» **Task objective**
The expected answer is all of the entries, written out exactly.

Website and app data records
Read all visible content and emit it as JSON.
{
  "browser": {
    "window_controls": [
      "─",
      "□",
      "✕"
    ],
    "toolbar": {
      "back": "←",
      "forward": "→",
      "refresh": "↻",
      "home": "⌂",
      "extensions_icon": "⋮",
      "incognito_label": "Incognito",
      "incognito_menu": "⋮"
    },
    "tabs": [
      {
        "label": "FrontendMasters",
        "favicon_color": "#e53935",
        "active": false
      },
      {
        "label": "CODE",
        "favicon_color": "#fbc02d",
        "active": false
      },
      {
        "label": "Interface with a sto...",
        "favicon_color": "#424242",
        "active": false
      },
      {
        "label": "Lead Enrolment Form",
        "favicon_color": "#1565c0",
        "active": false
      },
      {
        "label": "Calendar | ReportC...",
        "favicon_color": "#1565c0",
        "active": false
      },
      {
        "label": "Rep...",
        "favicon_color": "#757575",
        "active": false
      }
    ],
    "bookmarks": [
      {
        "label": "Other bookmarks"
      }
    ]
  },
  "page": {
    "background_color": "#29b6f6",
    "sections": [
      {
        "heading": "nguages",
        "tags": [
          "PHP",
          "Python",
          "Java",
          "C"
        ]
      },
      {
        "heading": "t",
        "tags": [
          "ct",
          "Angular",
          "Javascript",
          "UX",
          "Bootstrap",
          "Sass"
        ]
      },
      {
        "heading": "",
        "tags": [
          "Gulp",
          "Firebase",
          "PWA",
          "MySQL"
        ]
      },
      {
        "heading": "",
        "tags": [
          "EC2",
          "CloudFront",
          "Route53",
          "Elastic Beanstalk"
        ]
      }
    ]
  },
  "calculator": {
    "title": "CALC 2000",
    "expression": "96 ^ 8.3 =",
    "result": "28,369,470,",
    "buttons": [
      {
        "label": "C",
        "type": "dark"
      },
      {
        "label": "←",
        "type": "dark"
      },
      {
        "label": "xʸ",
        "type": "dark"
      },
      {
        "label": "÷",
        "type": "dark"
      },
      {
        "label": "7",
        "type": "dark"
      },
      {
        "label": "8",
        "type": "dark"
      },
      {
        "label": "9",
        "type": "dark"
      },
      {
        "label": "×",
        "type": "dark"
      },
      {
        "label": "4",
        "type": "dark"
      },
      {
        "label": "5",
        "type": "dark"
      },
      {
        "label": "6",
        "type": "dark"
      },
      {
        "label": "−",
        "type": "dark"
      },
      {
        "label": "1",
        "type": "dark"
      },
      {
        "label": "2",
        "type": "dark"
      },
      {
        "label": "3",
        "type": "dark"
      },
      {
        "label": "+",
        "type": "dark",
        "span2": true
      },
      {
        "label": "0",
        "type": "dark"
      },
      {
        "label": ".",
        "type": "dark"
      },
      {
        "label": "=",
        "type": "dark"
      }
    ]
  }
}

» **Task output**
Read all visible content and emit it as JSON.
{
  "browser": {
    "window_controls": [
      "─",
      "□",
      "✕"
    ],
    "toolbar": {
      "back": "←",
      "forward": "→",
      "refresh": "↻",
      "home": "⌂",
      "extensions_icon": "⋮",
      "incognito_label": "Incognito",
      "incognito_menu": "⋮"
    },
    "tabs": [
      {
        "label": "FrontendMasters",
        "favicon_color": "#e53935",
        "active": false
      },
      {
        "label": "CODE",
        "favicon_color": "#fbc02d",
        "active": false
      },
      {
        "label": "Interface with a sto...",
        "favicon_color": "#424242",
        "active": false
      },
      {
        "label": "Lead Enrolment Form",
        "favicon_color": "#1565c0",
        "active": false
      },
      {
        "label": "Calendar | ReportC...",
        "favicon_color": "#1565c0",
        "active": false
      },
      {
        "label": "Rep...",
        "favicon_color": "#757575",
        "active": false
      }
    ],
    "bookmarks": [
      {
        "label": "Other bookmarks"
      }
    ]
  },
  "page": {
    "background_color": "#29b6f6",
    "sections": [
      {
        "heading": "nguages",
        "tags": [
          "PHP",
          "Python",
          "Java",
          "C"
        ]
      },
      {
        "heading": "t",
        "tags": [
          "ct",
          "Angular",
          "Javascript",
          "UX",
          "Bootstrap",
          "Sass"
        ]
      },
      {
        "heading": "",
        "tags": [
          "Gulp",
          "Firebase",
          "PWA",
          "MySQL"
        ]
      },
      {
        "heading": "",
        "tags": [
          "EC2",
          "CloudFront",
          "Route53",
          "Elastic Beanstalk"
        ]
      }
    ]
  },
  "calculator": {
    "title": "CALC 2000",
    "expression": "96 ^ 8.3 =",
    "result": "28,369,470,",
    "buttons": [
      {
        "label": "C",
        "type": "dark"
      },
      {
        "label": "←",
        "type": "dark"
      },
      {
        "label": "xʸ",
        "type": "dark"
      },
      {
        "label": "÷",
        "type": "dark"
      },
      {
        "label": "7",
        "type": "dark"
      },
      {
        "label": "8",
        "type": "dark"
      },
      {
        "label": "9",
        "type": "dark"
      },
      {
        "label": "×",
        "type": "dark"
      },
      {
        "label": "4",
        "type": "dark"
      },
      {
        "label": "5",
        "type": "dark"
      },
      {
        "label": "6",
        "type": "dark"
      },
      {
        "label": "−",
        "type": "dark"
      },
      {
        "label": "1",
        "type": "dark"
      },
      {
        "label": "2",
        "type": "dark"
      },
      {
        "label": "3",
        "type": "dark"
      },
      {
        "label": "+",
        "type": "dark",
        "span2": true
      },
      {
        "label": "0",
        "type": "dark"
      },
      {
        "label": ".",
        "type": "dark"
      },
      {
        "label": "=",
        "type": "dark"
      }
    ]
  }
}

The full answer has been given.